### [TASK OBJECTIVE]
In the lines below, count those containing the word "this" and give the number alone.

[Data items]

#####

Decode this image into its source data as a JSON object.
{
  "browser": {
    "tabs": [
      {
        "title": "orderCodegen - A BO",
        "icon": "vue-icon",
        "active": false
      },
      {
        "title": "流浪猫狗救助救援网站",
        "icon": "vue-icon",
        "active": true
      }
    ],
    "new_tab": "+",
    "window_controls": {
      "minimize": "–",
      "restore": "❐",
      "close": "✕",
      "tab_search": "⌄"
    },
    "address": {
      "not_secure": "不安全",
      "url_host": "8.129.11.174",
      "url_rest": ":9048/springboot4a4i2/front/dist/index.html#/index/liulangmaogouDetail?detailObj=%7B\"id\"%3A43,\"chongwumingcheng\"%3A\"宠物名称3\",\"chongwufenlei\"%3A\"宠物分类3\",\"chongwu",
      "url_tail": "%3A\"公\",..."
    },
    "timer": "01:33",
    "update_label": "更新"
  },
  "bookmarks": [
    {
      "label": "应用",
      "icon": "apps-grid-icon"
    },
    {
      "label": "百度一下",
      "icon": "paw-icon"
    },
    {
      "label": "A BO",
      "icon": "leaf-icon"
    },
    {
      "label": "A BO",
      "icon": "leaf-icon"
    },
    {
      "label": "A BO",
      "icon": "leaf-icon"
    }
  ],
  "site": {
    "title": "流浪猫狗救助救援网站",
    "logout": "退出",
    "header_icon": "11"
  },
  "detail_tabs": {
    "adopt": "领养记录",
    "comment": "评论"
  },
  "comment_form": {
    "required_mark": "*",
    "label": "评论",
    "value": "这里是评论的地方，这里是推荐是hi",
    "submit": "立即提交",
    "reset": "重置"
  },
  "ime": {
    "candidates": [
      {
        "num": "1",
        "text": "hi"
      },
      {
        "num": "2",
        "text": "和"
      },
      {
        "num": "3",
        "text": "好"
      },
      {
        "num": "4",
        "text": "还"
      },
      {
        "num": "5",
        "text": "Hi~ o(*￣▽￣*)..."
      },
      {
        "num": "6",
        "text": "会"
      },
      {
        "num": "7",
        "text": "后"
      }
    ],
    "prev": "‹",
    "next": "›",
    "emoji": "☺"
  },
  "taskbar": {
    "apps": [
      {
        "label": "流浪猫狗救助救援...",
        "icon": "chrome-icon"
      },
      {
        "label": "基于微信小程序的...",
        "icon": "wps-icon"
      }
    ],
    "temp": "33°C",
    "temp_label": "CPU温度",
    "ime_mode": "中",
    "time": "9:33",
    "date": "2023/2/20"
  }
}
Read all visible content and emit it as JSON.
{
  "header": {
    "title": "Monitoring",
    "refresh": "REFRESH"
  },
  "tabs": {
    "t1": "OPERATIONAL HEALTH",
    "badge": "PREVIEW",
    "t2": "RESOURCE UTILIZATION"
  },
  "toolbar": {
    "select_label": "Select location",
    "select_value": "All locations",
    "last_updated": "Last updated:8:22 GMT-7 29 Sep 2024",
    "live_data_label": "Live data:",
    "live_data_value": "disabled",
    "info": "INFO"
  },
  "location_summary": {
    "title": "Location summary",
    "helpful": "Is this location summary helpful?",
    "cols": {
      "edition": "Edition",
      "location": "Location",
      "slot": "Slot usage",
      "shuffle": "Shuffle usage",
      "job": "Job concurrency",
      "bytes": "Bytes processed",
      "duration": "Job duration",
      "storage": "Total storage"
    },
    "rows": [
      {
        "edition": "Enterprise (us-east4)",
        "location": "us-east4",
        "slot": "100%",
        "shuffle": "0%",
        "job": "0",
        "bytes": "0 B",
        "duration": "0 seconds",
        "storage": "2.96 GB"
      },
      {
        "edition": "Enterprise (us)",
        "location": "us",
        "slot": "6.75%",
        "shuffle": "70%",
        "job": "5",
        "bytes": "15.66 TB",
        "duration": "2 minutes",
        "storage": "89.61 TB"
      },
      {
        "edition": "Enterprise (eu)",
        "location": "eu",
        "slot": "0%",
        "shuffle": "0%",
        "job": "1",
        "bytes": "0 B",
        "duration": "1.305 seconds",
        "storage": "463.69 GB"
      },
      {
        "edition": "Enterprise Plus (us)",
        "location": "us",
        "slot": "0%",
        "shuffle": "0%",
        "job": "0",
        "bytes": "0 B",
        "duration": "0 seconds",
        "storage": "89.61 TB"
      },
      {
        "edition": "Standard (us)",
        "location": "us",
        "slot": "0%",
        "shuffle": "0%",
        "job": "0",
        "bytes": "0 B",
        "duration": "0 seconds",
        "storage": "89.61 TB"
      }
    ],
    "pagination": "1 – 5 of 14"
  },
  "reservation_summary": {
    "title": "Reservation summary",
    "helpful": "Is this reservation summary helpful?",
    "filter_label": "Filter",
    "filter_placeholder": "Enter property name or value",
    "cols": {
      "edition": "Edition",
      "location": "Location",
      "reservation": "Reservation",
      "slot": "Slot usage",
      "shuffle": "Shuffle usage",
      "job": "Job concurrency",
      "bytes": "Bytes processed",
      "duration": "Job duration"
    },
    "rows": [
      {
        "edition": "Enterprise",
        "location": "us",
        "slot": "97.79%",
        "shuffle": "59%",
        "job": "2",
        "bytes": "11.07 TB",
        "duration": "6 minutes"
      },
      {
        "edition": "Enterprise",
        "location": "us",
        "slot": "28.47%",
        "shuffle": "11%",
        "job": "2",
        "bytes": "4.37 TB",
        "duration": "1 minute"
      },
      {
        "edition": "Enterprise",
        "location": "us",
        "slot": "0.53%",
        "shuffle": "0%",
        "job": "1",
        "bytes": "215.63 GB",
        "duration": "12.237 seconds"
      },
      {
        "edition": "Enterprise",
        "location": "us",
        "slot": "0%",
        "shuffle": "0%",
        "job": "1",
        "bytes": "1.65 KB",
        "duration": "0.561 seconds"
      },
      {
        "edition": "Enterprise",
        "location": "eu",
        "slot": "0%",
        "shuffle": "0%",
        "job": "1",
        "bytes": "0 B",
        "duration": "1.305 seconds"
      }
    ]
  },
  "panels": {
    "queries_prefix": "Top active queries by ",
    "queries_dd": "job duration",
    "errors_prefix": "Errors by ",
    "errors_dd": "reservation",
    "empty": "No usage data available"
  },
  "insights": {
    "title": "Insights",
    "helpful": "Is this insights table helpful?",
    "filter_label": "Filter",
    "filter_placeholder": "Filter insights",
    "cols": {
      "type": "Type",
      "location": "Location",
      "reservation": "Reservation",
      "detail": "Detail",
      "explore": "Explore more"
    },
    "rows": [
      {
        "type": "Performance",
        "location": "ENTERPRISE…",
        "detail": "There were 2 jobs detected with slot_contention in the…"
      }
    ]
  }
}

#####

### [ANSWER SECTION]
4